Reproduce the data below exactly. Skip the pictures.

>>>

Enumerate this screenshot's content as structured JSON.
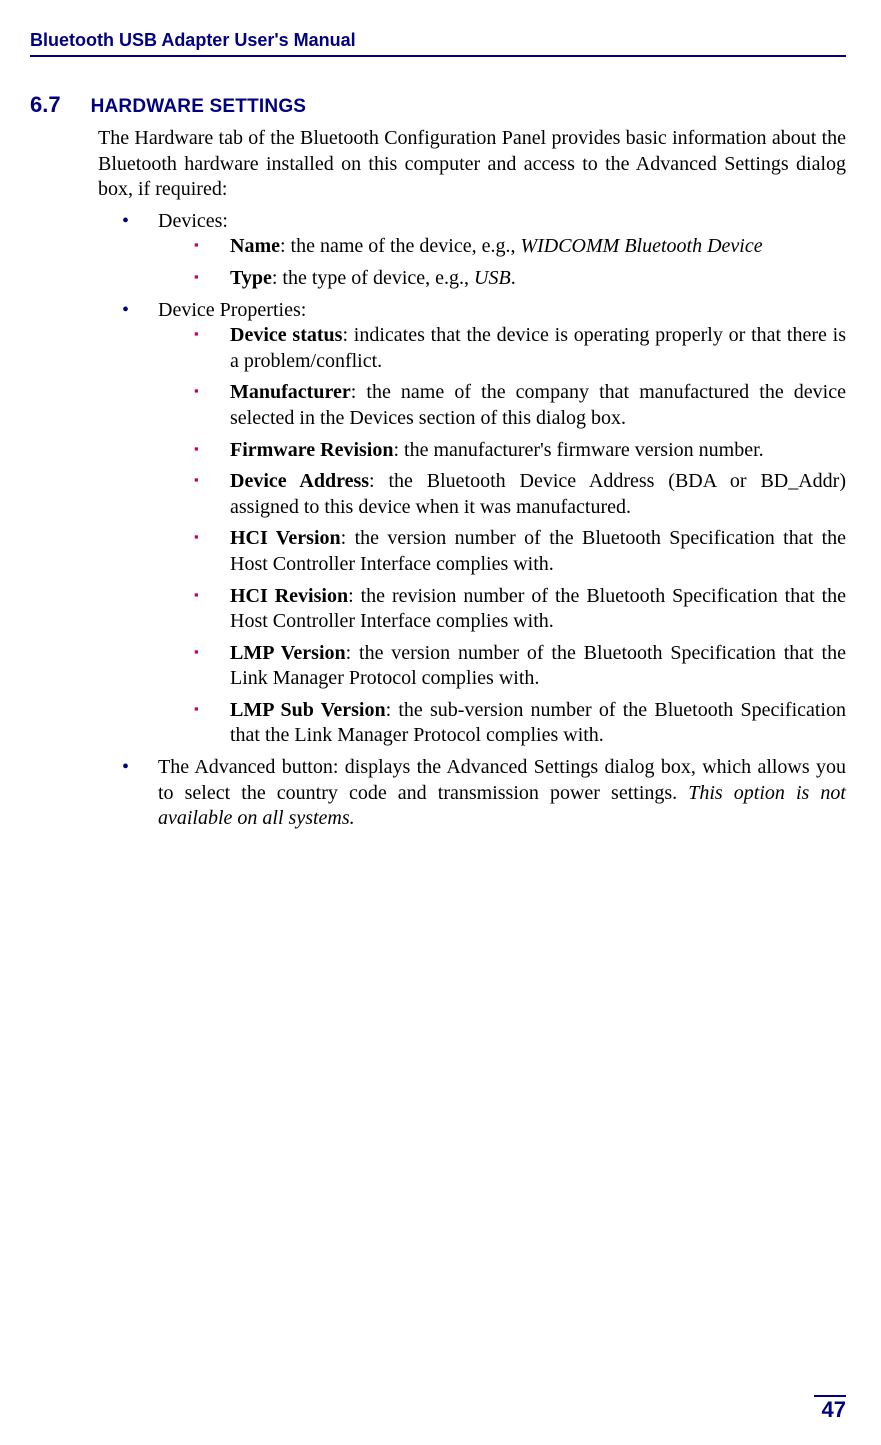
{
  "header": {
    "title": "Bluetooth USB Adapter User's Manual"
  },
  "section": {
    "number": "6.7",
    "title": "HARDWARE SETTINGS",
    "intro": "The Hardware tab of the Bluetooth Configuration Panel provides basic information about the Bluetooth hardware installed on this computer and access to the Advanced Settings dialog box, if required:"
  },
  "bullets": {
    "devices_label": "Devices:",
    "devices_items": {
      "name_bold": "Name",
      "name_rest": ": the name of the device, e.g., ",
      "name_example": "WIDCOMM Bluetooth Device",
      "type_bold": "Type",
      "type_rest": ": the type of device, e.g., ",
      "type_example": "USB",
      "type_period": "."
    },
    "device_properties_label": "Device Properties:",
    "props": {
      "status_bold": "Device status",
      "status_rest": ": indicates that the device is operating properly or that there is a problem/conflict.",
      "manufacturer_bold": "Manufacturer",
      "manufacturer_rest": ": the name of the company that manufactured the device selected in the Devices section of this dialog box.",
      "firmware_bold": "Firmware Revision",
      "firmware_rest": ": the manufacturer's firmware version number.",
      "address_bold": "Device Address",
      "address_rest": ": the Bluetooth Device Address (BDA or BD_Addr) assigned to this device when it was manufactured.",
      "hci_version_bold": "HCI Version",
      "hci_version_rest": ": the version number of the Bluetooth Specification that the Host Controller Interface complies with.",
      "hci_revision_bold": "HCI Revision",
      "hci_revision_rest": ": the revision number of the Bluetooth Specification that the Host Controller Interface complies with.",
      "lmp_version_bold": "LMP Version",
      "lmp_version_rest": ": the version number of the Bluetooth Specification that the Link Manager Protocol complies with.",
      "lmp_sub_bold": "LMP Sub Version",
      "lmp_sub_rest": ": the sub-version number of the Bluetooth Specification that the Link Manager Protocol complies with."
    },
    "advanced_text": "The Advanced button: displays the Advanced Settings dialog box, which allows you to select the country code and transmission power settings. ",
    "advanced_italic": "This option is not available on all systems."
  },
  "footer": {
    "page": "47"
  }
}
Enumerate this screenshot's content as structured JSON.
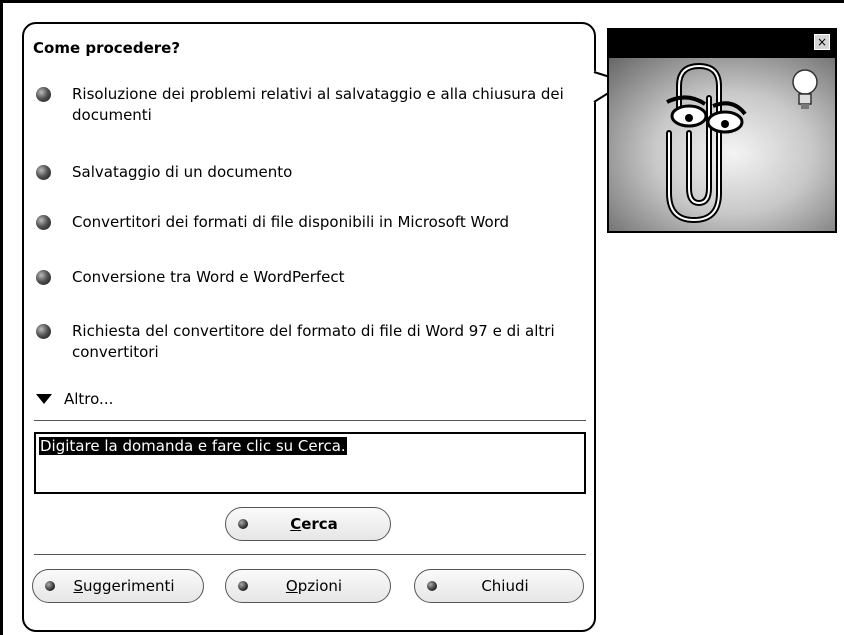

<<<

## ANSWER SPACE
Enumerate this screenshot's content as structured JSON.
{
  "header": {
    "title": "Bluetooth USB Adapter User's Manual"
  },
  "section": {
    "number": "6.7",
    "title": "HARDWARE SETTINGS",
    "intro": "The Hardware tab of the Bluetooth Configuration Panel provides basic information about the Bluetooth hardware installed on this computer and access to the Advanced Settings dialog box, if required:"
  },
  "bullets": {
    "devices_label": "Devices:",
    "devices_items": {
      "name_bold": "Name",
      "name_rest": ": the name of the device, e.g., ",
      "name_example": "WIDCOMM Bluetooth Device",
      "type_bold": "Type",
      "type_rest": ": the type of device, e.g., ",
      "type_example": "USB",
      "type_period": "."
    },
    "device_properties_label": "Device Properties:",
    "props": {
      "status_bold": "Device status",
      "status_rest": ": indicates that the device is operating properly or that there is a problem/conflict.",
      "manufacturer_bold": "Manufacturer",
      "manufacturer_rest": ": the name of the company that manufactured the device selected in the Devices section of this dialog box.",
      "firmware_bold": "Firmware Revision",
      "firmware_rest": ": the manufacturer's firmware version number.",
      "address_bold": "Device Address",
      "address_rest": ": the Bluetooth Device Address (BDA or BD_Addr) assigned to this device when it was manufactured.",
      "hci_version_bold": "HCI Version",
      "hci_version_rest": ": the version number of the Bluetooth Specification that the Host Controller Interface complies with.",
      "hci_revision_bold": "HCI Revision",
      "hci_revision_rest": ": the revision number of the Bluetooth Specification that the Host Controller Interface complies with.",
      "lmp_version_bold": "LMP Version",
      "lmp_version_rest": ": the version number of the Bluetooth Specification that the Link Manager Protocol complies with.",
      "lmp_sub_bold": "LMP Sub Version",
      "lmp_sub_rest": ": the sub-version number of the Bluetooth Specification that the Link Manager Protocol complies with."
    },
    "advanced_text": "The Advanced button: displays the Advanced Settings dialog box, which allows you to select the country code and transmission power settings. ",
    "advanced_italic": "This option is not available on all systems."
  },
  "footer": {
    "page": "47"
  }
}
Enumerate this screenshot's content as structured JSON.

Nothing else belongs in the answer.